About 15 kilometers from Cluny there is a large cave system, the Grottes de Azé.During the stone age people have lived in the caves. The skeleton of a cave bear was found there and can still be seen. There is a small museum where you can learn more about the stone age and the caves.
We were there in August 2004, it was very hot outside, but cold inside, also wet. When you plan to join a tour into the caves, bring a warm sweater and wear good shoes, no sandals.
The tour is in French only, but there are leaflets in English available.
I cannot tell you much about the oldest house in Cluny, so I cannot make this a "what to do" tip. It's just a very nice memory. It was raining heavily, but I was determined to take a few pictures. So I was standing in the pouring rain, when a very old man came and asked me if I was a tourist. I thought he was very polite, dropping the "crazy". Who else but a crazy tourist would be standing in the rain taking pictures??
He then showed me the oldest house in Cluny and told me all about its history.However, about halfway down his long speech my French deserted me, so I only remember that the house changed colour some time during the centuries. I'm not sure if it was white and now is grey or if it was grey and now is white. It didn't look very white to me, but I was seeing it through a sheet of grey rain.
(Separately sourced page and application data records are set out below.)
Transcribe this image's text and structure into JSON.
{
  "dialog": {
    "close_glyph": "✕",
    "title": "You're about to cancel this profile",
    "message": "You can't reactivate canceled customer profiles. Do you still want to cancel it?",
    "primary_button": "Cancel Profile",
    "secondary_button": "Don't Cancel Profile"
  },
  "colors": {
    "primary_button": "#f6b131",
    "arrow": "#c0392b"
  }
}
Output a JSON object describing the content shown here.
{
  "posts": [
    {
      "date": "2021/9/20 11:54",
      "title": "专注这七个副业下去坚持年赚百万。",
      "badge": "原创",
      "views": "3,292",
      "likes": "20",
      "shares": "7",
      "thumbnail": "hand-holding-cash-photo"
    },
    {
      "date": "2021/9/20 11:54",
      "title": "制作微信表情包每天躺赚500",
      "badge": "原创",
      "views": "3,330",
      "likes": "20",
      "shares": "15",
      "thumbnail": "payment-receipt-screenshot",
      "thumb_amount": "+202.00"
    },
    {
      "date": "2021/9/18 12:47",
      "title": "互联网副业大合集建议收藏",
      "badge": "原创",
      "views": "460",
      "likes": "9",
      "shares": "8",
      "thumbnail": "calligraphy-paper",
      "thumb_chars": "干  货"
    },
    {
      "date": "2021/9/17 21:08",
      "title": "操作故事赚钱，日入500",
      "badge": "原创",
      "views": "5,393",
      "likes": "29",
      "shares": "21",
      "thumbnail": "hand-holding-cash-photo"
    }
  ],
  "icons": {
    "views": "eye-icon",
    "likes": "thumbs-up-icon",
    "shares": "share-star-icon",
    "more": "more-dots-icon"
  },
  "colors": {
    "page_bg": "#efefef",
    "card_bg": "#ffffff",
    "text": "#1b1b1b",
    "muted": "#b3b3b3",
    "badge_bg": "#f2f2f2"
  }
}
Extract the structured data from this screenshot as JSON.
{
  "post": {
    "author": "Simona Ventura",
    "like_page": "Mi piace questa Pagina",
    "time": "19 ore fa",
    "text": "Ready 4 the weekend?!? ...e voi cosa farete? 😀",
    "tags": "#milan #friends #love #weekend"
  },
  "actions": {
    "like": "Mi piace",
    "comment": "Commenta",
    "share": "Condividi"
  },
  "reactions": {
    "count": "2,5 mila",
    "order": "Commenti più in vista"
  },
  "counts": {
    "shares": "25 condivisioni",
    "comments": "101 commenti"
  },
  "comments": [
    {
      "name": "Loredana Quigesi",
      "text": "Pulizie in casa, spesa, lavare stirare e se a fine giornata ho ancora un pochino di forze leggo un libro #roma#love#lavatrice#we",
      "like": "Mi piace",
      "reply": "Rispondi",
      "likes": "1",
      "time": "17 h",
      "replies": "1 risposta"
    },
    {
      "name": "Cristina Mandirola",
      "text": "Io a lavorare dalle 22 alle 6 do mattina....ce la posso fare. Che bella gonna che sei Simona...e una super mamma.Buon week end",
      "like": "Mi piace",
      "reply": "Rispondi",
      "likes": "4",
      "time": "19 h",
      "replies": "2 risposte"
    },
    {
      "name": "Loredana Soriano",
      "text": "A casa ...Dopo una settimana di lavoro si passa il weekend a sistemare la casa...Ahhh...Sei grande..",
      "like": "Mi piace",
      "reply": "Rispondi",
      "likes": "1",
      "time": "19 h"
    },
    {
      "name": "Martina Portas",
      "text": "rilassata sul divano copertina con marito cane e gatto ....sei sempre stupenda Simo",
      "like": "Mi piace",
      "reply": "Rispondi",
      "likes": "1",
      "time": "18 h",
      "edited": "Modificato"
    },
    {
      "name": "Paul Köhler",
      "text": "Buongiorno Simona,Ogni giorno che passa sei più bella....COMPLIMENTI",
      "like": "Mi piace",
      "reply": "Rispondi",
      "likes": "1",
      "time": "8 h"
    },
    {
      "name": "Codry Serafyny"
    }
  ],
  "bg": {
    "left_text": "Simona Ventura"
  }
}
When he had come to an end, we were both pretty wet, but I could tell that he was really happy to have found someone to give this information to.Of course I took a picture of the house and thanked him. (And then went back to the hotel to change into something dry.)